Material for this exercise
• • • • •

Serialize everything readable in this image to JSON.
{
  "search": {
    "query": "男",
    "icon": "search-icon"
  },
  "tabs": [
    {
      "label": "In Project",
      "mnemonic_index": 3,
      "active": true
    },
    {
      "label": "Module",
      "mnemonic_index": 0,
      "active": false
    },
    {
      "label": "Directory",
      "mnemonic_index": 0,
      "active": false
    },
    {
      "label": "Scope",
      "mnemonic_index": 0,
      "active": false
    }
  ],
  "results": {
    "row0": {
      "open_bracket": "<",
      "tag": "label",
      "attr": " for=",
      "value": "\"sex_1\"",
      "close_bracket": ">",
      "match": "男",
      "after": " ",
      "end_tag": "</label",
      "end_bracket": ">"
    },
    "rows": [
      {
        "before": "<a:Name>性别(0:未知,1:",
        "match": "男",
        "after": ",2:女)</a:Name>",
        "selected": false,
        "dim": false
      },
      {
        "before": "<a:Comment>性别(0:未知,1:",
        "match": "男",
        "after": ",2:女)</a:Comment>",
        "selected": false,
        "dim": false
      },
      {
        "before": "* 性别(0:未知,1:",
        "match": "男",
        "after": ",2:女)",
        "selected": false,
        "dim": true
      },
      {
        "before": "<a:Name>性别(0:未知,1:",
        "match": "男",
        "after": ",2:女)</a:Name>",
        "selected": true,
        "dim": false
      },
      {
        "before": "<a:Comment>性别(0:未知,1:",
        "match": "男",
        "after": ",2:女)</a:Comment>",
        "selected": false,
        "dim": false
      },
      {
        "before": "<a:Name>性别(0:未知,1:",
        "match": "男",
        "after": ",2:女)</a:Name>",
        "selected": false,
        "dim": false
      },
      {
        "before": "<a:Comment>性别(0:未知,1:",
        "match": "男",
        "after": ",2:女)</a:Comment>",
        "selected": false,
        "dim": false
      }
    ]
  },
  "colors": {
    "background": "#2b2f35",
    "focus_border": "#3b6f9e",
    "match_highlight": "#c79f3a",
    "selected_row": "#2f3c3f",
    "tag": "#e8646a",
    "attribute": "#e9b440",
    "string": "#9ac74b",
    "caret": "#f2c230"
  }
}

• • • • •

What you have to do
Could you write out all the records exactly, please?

Answer area
Serialize everything readable in this image to JSON.
{
  "search": {
    "query": "男",
    "icon": "search-icon"
  },
  "tabs": [
    {
      "label": "In Project",
      "mnemonic_index": 3,
      "active": true
    },
    {
      "label": "Module",
      "mnemonic_index": 0,
      "active": false
    },
    {
      "label": "Directory",
      "mnemonic_index": 0,
      "active": false
    },
    {
      "label": "Scope",
      "mnemonic_index": 0,
      "active": false
    }
  ],
  "results": {
    "row0": {
      "open_bracket": "<",
      "tag": "label",
      "attr": " for=",
      "value": "\"sex_1\"",
      "close_bracket": ">",
      "match": "男",
      "after": " ",
      "end_tag": "</label",
      "end_bracket": ">"
    },
    "rows": [
      {
        "before": "<a:Name>性别(0:未知,1:",
        "match": "男",
        "after": ",2:女)</a:Name>",
        "selected": false,
        "dim": false
      },
      {
        "before": "<a:Comment>性别(0:未知,1:",
        "match": "男",
        "after": ",2:女)</a:Comment>",
        "selected": false,
        "dim": false
      },
      {
        "before": "* 性别(0:未知,1:",
        "match": "男",
        "after": ",2:女)",
        "selected": false,
        "dim": true
      },
      {
        "before": "<a:Name>性别(0:未知,1:",
        "match": "男",
        "after": ",2:女)</a:Name>",
        "selected": true,
        "dim": false
      },
      {
        "before": "<a:Comment>性别(0:未知,1:",
        "match": "男",
        "after": ",2:女)</a:Comment>",
        "selected": false,
        "dim": false
      },
      {
        "before": "<a:Name>性别(0:未知,1:",
        "match": "男",
        "after": ",2:女)</a:Name>",
        "selected": false,
        "dim": false
      },
      {
        "before": "<a:Comment>性别(0:未知,1:",
        "match": "男",
        "after": ",2:女)</a:Comment>",
        "selected": false,
        "dim": false
      }
    ]
  },
  "colors": {
    "background": "#2b2f35",
    "focus_border": "#3b6f9e",
    "match_highlight": "#c79f3a",
    "selected_row": "#2f3c3f",
    "tag": "#e8646a",
    "attribute": "#e9b440",
    "string": "#9ac74b",
    "caret": "#f2c230"
  }
}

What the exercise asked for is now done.